* RECORDS FOR PROCESSING *
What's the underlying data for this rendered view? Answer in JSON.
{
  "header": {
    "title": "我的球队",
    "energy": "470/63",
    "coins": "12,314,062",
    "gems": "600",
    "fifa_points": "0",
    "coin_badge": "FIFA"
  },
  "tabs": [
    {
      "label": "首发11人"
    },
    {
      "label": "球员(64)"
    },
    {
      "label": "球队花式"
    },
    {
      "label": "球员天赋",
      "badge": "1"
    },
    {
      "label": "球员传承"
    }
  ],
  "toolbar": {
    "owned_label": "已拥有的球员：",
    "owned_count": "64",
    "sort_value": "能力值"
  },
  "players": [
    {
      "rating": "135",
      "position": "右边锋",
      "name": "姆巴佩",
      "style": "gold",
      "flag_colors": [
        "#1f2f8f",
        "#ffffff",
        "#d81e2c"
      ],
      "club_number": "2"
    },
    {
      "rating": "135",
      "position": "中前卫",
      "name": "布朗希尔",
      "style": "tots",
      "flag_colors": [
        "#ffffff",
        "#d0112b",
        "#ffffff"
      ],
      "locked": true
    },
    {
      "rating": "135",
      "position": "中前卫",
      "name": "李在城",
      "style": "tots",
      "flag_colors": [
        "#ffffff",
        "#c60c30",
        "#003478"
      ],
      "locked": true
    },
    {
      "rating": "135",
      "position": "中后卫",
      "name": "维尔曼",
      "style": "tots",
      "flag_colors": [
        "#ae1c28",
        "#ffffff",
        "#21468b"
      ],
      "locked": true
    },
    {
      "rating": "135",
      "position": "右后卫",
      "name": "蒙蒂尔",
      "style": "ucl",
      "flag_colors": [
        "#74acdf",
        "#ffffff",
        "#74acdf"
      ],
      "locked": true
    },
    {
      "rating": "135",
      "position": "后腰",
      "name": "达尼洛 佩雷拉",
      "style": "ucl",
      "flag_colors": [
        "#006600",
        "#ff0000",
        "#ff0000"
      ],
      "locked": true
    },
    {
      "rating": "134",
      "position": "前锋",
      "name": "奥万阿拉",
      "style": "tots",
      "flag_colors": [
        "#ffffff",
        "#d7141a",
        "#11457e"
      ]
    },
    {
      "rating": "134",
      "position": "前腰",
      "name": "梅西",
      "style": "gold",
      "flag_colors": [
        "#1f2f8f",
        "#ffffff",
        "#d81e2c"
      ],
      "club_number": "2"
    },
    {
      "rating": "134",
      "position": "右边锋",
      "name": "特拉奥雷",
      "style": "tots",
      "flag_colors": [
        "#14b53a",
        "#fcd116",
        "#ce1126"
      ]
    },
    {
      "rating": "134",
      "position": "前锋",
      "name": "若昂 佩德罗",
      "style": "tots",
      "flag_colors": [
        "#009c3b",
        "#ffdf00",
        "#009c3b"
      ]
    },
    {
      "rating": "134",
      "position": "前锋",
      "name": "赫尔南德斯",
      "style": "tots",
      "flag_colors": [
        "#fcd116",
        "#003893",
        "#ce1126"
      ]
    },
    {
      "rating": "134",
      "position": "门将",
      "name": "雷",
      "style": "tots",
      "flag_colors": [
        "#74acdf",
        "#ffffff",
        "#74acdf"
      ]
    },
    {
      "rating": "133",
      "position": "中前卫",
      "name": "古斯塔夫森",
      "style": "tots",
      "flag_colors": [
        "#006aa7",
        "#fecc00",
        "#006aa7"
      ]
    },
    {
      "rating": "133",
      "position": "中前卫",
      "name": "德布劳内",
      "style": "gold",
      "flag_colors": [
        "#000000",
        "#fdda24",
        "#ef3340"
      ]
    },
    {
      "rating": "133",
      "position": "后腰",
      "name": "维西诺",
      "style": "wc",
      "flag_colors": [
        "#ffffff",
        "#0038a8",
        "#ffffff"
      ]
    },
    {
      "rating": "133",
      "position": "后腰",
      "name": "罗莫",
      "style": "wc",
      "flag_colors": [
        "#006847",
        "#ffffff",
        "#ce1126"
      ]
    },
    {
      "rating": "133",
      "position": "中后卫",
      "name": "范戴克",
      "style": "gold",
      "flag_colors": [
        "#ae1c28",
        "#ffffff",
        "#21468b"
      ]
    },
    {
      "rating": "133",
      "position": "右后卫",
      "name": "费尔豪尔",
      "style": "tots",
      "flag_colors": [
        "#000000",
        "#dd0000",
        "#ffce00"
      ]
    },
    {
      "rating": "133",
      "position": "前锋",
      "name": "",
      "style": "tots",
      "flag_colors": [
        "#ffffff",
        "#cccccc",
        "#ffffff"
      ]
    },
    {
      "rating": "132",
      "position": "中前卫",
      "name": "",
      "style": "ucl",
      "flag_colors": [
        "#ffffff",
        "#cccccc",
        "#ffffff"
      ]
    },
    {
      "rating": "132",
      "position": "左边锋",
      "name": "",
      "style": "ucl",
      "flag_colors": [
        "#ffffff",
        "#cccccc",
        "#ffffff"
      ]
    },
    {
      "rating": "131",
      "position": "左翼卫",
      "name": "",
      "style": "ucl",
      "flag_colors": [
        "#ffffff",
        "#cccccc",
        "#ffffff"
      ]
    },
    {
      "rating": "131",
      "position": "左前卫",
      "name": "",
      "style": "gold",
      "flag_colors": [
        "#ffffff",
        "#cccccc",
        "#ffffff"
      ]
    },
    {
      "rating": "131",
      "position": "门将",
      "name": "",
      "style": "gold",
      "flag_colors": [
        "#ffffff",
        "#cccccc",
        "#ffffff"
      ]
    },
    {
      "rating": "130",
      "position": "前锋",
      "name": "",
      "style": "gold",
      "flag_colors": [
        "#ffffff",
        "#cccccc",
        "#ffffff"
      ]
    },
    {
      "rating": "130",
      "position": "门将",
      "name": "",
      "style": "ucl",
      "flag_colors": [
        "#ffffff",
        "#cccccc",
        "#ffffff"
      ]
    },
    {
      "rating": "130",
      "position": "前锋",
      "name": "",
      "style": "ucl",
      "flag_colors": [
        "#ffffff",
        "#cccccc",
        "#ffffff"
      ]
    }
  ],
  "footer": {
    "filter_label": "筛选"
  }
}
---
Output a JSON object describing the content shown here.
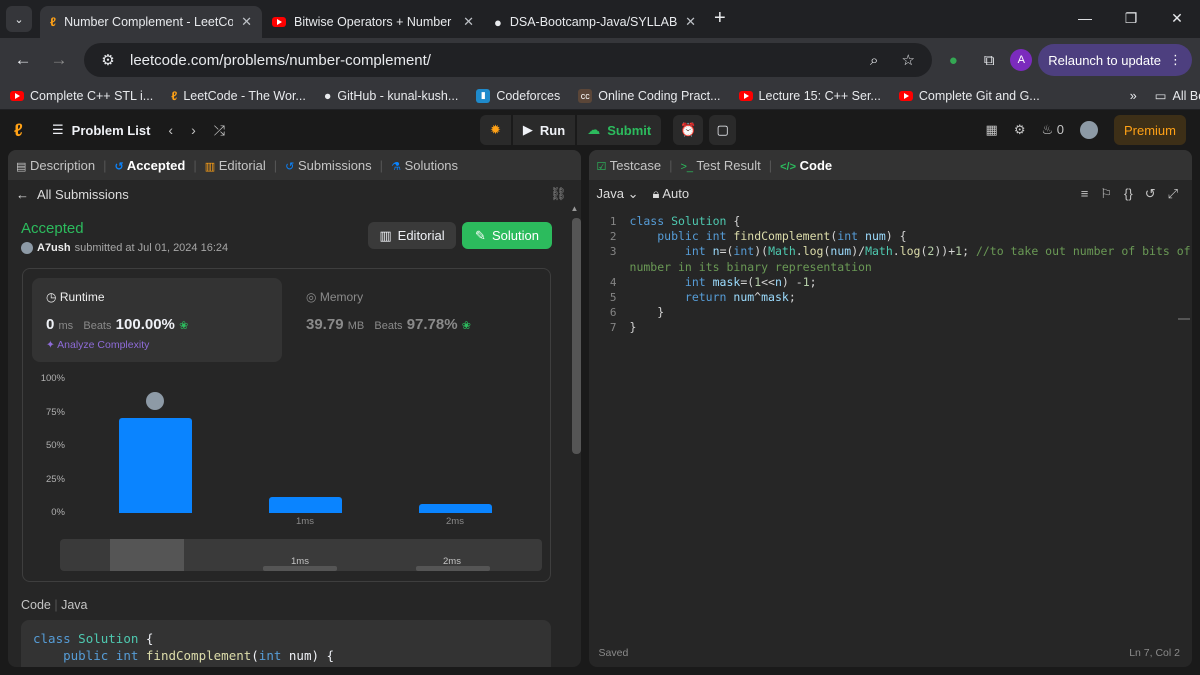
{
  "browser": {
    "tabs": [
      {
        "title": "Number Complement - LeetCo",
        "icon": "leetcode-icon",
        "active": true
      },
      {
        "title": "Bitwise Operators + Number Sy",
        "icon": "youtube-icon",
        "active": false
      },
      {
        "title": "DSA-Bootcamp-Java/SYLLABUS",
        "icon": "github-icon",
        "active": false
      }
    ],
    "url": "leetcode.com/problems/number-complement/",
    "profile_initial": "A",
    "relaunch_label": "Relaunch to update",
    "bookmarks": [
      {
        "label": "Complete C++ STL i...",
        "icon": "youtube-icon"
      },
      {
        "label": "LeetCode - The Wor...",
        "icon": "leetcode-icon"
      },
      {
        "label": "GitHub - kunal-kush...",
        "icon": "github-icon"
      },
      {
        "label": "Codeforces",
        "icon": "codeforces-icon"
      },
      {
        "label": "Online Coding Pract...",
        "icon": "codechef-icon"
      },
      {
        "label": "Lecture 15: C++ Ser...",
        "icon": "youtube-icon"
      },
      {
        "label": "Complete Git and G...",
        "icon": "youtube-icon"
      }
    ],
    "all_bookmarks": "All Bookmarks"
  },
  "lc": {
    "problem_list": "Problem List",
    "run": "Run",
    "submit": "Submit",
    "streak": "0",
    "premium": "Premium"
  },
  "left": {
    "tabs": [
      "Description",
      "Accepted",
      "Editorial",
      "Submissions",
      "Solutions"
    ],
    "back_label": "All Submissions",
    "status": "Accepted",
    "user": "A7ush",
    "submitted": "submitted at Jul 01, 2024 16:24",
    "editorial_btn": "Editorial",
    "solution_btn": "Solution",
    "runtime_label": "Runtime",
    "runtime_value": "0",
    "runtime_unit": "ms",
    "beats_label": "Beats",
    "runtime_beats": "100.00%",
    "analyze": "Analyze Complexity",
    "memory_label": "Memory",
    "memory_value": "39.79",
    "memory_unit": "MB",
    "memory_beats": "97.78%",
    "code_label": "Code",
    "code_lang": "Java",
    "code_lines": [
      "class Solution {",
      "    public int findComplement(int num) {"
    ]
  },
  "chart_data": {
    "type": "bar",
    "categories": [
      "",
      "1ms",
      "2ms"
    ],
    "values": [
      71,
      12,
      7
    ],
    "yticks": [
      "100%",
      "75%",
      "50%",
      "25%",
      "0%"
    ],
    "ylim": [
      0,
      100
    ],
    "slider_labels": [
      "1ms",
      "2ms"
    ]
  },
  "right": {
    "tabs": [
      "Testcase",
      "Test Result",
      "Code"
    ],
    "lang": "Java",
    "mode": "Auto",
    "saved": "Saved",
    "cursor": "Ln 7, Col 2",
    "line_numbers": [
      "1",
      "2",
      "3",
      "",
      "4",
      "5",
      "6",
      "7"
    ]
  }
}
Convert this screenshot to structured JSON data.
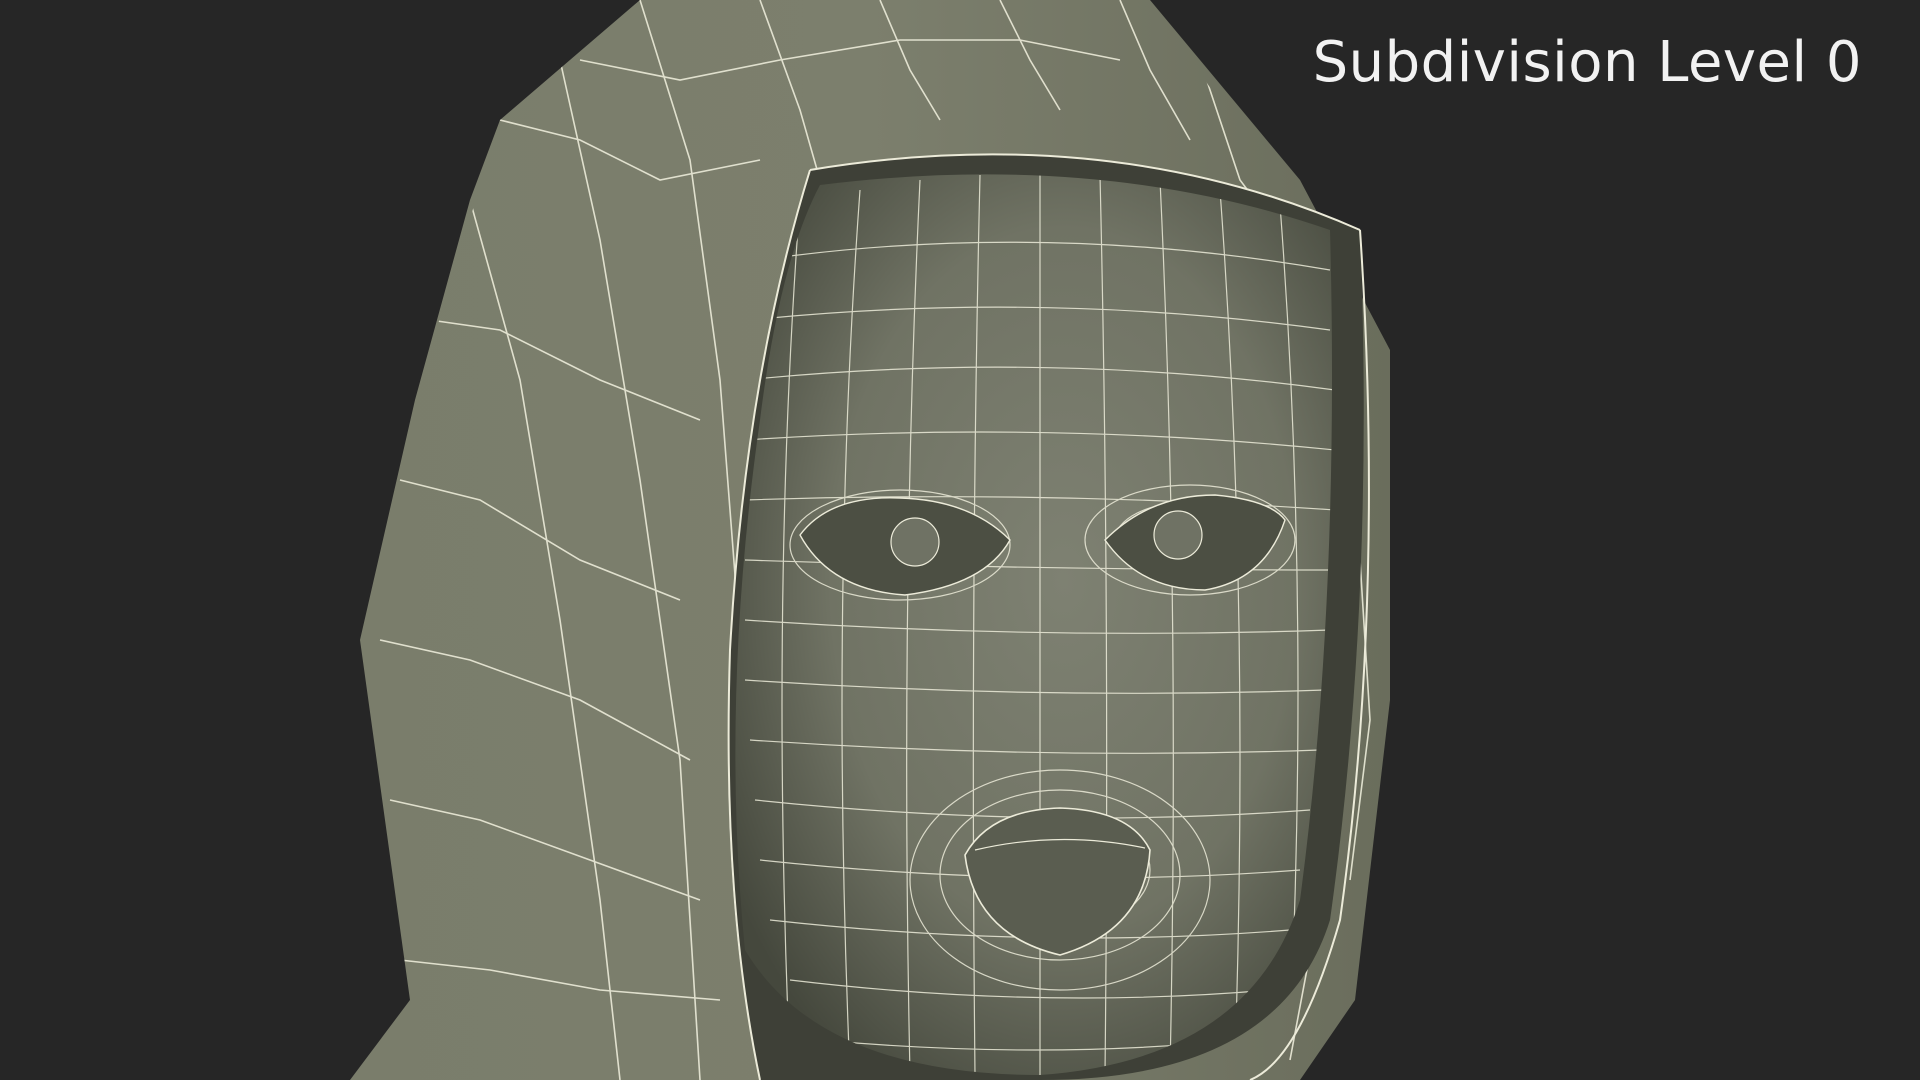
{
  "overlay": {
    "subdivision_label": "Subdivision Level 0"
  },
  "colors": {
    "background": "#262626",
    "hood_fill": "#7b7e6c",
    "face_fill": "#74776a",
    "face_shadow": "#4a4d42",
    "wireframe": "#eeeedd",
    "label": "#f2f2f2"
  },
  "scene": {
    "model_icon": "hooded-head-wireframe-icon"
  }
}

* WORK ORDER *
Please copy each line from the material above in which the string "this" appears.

* ANSWER BOX *
What's the underlying data for this rendered view? Answer in JSON.
Convert this screenshot to structured JSON data.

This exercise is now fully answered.